Words From The Cross (Part 4)
Matthew 27:27-46; Mark 15:16-34; Psalm 22
"My God, my God, why have you forsaken me?"
Before Jesus cried these words of abandonment, the Roman soldiers mistreated Him, the crowds mocked Him, passersby derided him, the chief priest and scribes insulted Him, "He saved others, but he can’t save himself!" (Mark 15:31). Sure, they were questioning the legitimacy of His claims, but at a deeper level, their taunt was right. If Jesus was to save others, He had to sacrifice Himself, and He could not save Himself.
But worst of all for Jesus had to be the feeling of abandonment by God (Mark 15:34). The Son knew the intimacy with His Father spoken of in Matthew 11:27 and was now experiencing what he had never known before – what He had dreaded the most—abandonment by His Holy Father, as He bore the curse of human guilt. So, with His words, "my God, my God, why have you forsaken me?", Jesus utters the complaint of a righteous sufferer as He shares in our ultimate alienation from God in experiencing the pain of death (Romans 6:23) that each of us deserves.
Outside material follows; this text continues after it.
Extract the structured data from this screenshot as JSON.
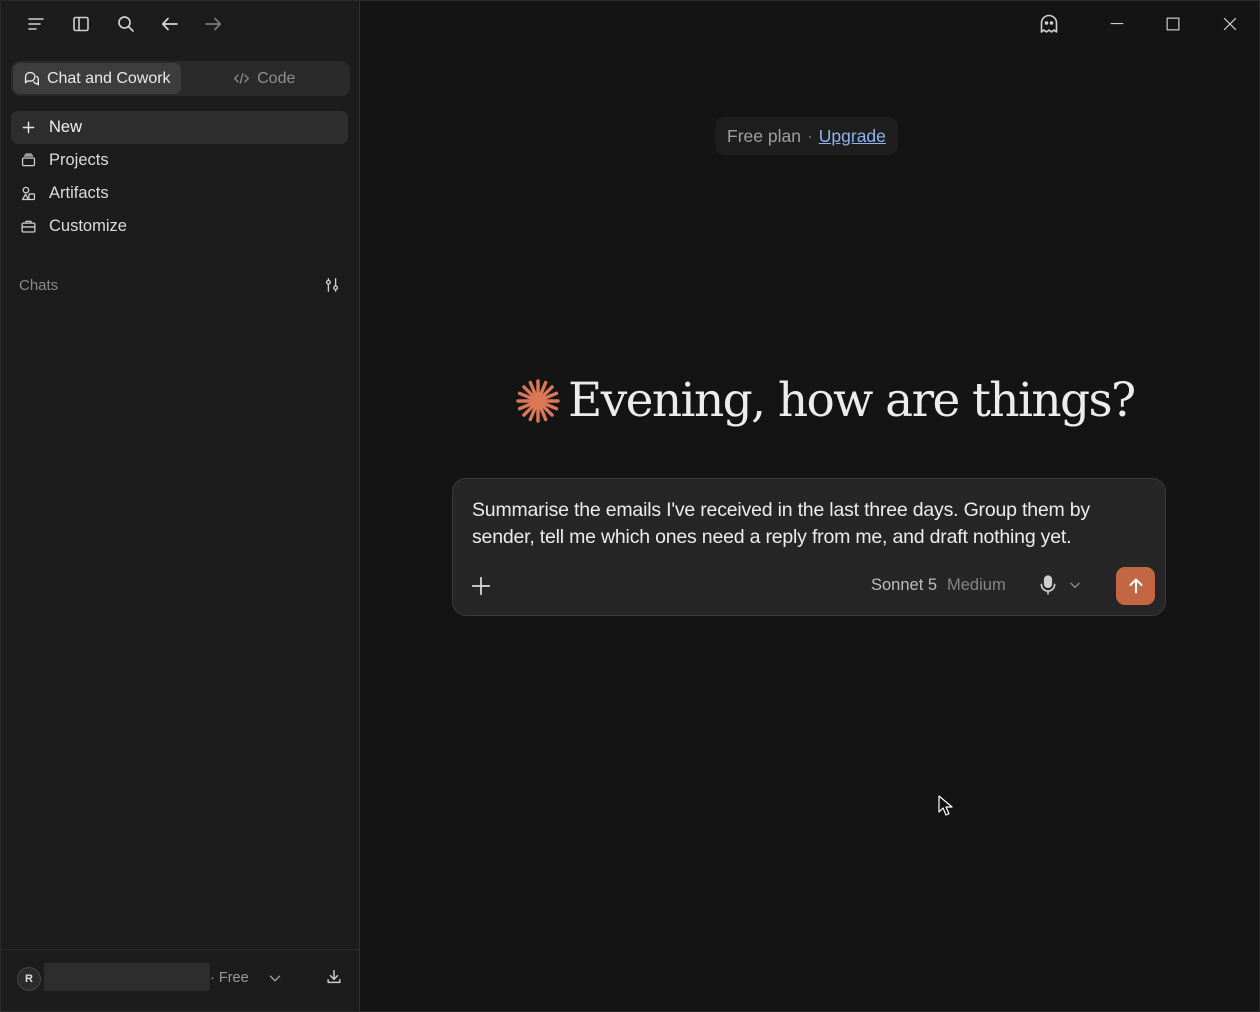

"My God, my God; why have you forsaken me?" is more than a cry of abandonment; it is also a cry of worship. These words are from a psalm that most Jews in Jesus’ day would have known. Psalm 22 begins this way, "My God, my God, why have you forsaken me? Why are you so far from saving me, so far from my cries of anguish? My God, I cry out by day, but you do not answer, by night, but I find no rest" (Psalm 22:1-2). The Jews standing around the cross would have known this song. It would have been like someone crying out "Amazing Grace, how sweet the sound" among a group of Christians. They would immediately think, "that saved a wretch like me." Jesus only cited the first words of this psalm, but I imagine He knew the rest of the words quite well. Psalm 22 describes a time when David was suffering at the hands of his enemies and, in it, the reader sees an interesting parallel to what is happening on the cross: "All who see me mock me (v. 7). A "pack of villains encircles me; they pierce my hand and feet" (vs. 16). "They divide my clothes among them and cast lots for my garment" (v. 18). Although the psalm begins darkly, it also affirms the psalmist's trust in God (v. 24) and points to a confident hope that death would not be the end for David, death would not be the end for Jesus, and death would not be the end of the gospel (vv. 29-32).
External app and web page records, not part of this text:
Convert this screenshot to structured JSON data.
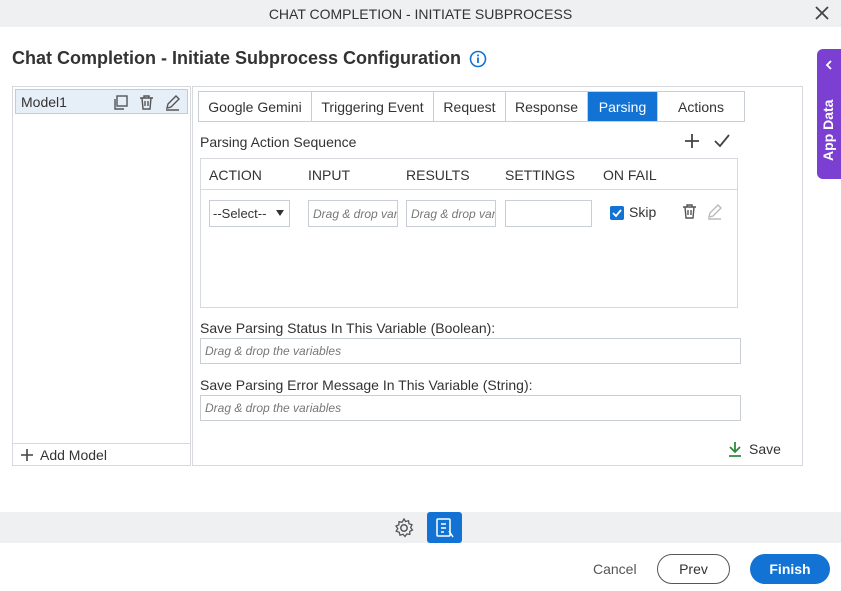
{
  "window": {
    "title": "CHAT COMPLETION - INITIATE SUBPROCESS"
  },
  "page": {
    "title": "Chat Completion - Initiate Subprocess Configuration"
  },
  "app_data_tab": {
    "label": "App Data"
  },
  "models": {
    "items": [
      {
        "label": "Model1"
      }
    ],
    "add_label": "Add Model"
  },
  "tabs": [
    {
      "label": "Google Gemini"
    },
    {
      "label": "Triggering Event"
    },
    {
      "label": "Request"
    },
    {
      "label": "Response"
    },
    {
      "label": "Parsing",
      "active": true
    },
    {
      "label": "Actions"
    }
  ],
  "parsing": {
    "section_title": "Parsing Action Sequence",
    "columns": [
      "ACTION",
      "INPUT",
      "RESULTS",
      "SETTINGS",
      "ON FAIL"
    ],
    "row": {
      "action": "--Select--",
      "input_placeholder": "Drag & drop variables",
      "results_placeholder": "Drag & drop variables",
      "settings": "",
      "on_fail_checked": true,
      "on_fail_label": "Skip"
    },
    "status_label": "Save Parsing Status In This Variable (Boolean):",
    "status_placeholder": "Drag & drop the variables",
    "error_label": "Save Parsing Error Message In This Variable (String):",
    "error_placeholder": "Drag & drop the variables",
    "save_label": "Save"
  },
  "footer": {
    "cancel": "Cancel",
    "prev": "Prev",
    "finish": "Finish"
  },
  "colors": {
    "accent": "#1273d4",
    "app_data": "#7b3fd2"
  }
}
Jesus' response is quite different than how we respond when we go through a difficult time and feel that God isn't near. Many of us get disappointed with God and we turn away from Him instead of worshiping Him. We decide we don't want anything to do with Him because He didn't help us in our time of need. But, Jesus didn't do that. At the most difficult time in His life, when he felt separated from His Heavenly Father, Jesus prayed and He worshiped.
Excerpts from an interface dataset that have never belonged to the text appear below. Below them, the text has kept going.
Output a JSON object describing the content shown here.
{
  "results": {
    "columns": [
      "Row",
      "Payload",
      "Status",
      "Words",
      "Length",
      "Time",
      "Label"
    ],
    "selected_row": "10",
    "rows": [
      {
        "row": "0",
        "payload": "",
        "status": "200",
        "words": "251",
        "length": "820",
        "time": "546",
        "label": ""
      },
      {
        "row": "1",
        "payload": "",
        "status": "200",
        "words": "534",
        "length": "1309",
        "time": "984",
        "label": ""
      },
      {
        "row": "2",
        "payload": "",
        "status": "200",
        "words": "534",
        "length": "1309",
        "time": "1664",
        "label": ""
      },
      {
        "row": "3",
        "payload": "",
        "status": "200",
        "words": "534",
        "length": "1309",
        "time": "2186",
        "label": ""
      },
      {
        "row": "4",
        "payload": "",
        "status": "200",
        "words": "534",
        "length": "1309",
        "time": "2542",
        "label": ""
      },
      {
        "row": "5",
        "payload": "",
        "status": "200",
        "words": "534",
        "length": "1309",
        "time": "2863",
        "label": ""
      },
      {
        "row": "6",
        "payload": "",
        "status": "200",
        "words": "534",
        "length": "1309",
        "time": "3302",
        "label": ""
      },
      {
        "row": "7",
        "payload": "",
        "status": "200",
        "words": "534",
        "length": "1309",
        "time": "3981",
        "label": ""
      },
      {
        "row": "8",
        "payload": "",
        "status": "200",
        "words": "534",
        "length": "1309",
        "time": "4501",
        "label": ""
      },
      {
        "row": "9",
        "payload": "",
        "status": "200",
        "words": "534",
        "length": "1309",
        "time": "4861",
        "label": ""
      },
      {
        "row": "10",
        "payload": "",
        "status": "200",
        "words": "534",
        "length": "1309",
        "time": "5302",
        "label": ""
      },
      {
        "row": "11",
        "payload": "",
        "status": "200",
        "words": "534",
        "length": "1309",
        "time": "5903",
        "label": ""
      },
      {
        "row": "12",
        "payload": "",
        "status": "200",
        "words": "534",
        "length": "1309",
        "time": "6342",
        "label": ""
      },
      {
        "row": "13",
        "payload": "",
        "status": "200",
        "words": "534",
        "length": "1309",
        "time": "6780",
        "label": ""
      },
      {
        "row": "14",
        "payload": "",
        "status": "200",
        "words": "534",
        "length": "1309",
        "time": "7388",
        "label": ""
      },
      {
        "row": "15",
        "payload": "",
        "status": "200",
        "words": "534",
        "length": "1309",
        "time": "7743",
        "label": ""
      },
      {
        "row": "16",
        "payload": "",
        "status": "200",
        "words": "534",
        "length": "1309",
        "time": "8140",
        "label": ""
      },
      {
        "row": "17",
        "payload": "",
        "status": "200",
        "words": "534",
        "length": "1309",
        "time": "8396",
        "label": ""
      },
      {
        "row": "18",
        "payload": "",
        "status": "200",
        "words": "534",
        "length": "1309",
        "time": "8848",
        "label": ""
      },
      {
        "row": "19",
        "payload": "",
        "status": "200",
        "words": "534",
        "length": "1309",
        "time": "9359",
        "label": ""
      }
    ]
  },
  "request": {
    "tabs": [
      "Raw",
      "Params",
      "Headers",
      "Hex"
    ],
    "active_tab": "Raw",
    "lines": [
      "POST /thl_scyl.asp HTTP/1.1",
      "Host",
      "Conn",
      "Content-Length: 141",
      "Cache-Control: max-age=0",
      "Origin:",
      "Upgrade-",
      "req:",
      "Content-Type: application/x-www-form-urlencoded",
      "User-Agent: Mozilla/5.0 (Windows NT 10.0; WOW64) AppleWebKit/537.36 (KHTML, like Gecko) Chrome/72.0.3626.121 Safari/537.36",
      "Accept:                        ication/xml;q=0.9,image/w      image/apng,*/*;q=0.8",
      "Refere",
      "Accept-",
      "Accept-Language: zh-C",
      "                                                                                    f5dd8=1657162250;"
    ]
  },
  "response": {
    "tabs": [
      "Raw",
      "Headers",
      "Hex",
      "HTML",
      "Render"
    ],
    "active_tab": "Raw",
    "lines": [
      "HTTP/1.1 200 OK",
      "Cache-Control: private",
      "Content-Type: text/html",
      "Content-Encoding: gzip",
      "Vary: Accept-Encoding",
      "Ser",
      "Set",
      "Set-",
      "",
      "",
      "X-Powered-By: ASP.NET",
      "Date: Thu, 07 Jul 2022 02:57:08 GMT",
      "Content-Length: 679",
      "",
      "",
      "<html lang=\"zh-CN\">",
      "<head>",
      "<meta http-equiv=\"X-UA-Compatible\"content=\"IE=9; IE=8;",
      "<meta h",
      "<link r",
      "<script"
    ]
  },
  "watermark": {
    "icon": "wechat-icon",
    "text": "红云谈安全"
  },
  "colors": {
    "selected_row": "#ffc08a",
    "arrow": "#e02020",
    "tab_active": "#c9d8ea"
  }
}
So, when we feel abandoned by God, when we feel like He isn't near, we would be wise to respond like Jesus and choose to trust God and believe that He has not forsaken us. We must believe and trust that God will not hide His face from us and that he hears us when we cry out to Him. So friends, let Jesus' heart be your heart. When you feel abandoned by God, praise Him, revere Him, and declare His great name.